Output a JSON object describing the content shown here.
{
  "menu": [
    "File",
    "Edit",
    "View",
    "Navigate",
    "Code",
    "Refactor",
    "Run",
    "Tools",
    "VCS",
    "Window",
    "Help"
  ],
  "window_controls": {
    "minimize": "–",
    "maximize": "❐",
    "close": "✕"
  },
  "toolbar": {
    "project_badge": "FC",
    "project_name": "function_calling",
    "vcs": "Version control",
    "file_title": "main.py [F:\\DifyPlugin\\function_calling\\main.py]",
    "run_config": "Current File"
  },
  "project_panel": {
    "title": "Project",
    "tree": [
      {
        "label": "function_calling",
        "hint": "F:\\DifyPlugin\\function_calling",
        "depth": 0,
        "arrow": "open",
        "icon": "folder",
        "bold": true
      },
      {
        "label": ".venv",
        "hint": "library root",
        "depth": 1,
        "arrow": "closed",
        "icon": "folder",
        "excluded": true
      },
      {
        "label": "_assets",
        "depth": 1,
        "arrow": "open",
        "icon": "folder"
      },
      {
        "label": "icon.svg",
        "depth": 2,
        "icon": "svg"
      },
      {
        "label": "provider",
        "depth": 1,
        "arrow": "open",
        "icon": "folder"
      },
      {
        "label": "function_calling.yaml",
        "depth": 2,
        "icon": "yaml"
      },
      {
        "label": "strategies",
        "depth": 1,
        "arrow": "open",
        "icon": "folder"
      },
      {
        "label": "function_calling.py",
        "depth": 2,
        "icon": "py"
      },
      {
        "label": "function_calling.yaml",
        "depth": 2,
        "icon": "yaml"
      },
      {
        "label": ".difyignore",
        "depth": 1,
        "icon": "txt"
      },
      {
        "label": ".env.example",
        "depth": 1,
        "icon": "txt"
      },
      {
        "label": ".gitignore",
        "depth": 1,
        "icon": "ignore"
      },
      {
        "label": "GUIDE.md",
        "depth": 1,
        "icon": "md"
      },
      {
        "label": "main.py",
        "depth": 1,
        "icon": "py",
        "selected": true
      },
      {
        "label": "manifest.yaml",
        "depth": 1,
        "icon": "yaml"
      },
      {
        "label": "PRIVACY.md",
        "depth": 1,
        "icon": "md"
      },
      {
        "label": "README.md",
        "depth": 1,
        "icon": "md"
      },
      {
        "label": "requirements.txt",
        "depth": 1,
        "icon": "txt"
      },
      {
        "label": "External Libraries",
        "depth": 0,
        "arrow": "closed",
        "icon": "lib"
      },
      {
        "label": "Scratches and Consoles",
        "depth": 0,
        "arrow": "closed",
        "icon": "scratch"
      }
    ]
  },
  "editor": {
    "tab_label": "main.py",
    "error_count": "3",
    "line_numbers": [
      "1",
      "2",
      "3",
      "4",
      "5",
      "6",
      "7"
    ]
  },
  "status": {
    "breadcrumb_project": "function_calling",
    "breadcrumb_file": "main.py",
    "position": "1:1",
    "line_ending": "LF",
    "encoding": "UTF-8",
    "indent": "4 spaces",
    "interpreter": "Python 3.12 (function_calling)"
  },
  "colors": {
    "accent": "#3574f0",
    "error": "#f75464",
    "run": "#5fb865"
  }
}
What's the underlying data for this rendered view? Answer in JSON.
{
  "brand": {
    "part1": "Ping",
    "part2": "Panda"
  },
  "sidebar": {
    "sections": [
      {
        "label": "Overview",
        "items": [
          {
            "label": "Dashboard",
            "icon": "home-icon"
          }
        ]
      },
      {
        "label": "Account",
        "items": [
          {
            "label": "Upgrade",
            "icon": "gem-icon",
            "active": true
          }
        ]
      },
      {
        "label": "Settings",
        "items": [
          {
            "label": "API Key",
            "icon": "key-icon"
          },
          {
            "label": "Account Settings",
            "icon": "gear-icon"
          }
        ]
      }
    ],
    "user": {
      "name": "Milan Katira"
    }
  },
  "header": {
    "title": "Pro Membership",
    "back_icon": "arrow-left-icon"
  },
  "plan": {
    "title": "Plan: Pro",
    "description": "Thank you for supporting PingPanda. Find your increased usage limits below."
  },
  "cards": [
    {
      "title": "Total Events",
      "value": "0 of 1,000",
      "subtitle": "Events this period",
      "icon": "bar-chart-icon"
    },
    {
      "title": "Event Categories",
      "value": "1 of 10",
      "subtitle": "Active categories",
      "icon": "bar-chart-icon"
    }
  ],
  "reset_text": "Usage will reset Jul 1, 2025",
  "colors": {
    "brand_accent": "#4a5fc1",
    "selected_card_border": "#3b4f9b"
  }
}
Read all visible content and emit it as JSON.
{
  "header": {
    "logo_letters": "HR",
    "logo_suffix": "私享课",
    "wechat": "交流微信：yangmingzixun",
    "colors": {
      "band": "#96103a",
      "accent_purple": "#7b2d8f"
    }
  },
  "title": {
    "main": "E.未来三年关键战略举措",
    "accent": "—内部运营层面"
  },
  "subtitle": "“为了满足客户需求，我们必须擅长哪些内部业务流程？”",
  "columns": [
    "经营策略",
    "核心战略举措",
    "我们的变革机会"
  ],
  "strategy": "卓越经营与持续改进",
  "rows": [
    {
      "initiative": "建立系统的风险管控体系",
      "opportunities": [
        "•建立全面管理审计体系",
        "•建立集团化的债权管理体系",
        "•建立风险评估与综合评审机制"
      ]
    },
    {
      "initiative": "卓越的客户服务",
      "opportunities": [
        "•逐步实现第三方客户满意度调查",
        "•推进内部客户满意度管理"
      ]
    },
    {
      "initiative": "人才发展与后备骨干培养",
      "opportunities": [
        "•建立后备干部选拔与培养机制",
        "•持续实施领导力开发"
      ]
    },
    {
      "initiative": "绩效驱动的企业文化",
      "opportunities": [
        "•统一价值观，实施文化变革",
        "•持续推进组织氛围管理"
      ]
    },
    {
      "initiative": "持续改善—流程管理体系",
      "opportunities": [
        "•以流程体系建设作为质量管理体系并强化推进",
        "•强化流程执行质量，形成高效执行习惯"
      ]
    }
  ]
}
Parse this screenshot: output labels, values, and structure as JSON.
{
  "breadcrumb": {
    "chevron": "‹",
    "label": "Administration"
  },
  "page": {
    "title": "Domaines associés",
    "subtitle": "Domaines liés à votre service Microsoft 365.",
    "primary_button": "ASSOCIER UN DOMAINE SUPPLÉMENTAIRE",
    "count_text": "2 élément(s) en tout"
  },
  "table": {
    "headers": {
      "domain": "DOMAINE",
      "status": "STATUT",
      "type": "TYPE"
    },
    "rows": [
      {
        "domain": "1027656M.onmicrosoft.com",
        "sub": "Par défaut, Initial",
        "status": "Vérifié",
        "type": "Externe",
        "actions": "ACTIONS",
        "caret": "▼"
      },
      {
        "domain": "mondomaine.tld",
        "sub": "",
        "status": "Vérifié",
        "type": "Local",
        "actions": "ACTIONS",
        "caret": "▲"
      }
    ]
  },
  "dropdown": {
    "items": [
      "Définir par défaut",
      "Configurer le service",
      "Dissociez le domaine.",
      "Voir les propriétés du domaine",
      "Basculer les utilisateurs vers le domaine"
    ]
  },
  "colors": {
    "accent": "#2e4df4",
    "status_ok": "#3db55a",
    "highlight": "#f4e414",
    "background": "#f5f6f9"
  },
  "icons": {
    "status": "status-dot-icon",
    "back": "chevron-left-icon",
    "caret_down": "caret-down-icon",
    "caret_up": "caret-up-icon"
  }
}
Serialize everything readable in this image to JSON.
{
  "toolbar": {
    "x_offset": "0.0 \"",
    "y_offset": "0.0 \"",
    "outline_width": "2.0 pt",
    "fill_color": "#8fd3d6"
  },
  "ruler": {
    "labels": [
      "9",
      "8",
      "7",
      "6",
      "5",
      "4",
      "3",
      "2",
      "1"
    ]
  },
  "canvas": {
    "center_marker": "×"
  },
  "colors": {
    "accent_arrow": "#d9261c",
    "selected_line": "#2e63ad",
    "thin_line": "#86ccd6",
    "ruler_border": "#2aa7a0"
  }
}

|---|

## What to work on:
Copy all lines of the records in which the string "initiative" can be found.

## Your response:
      "initiative": "建立系统的风险管控体系",
      "initiative": "卓越的客户服务",
      "initiative": "人才发展与后备骨干培养",
      "initiative": "绩效驱动的企业文化",
      "initiative": "持续改善—流程管理体系",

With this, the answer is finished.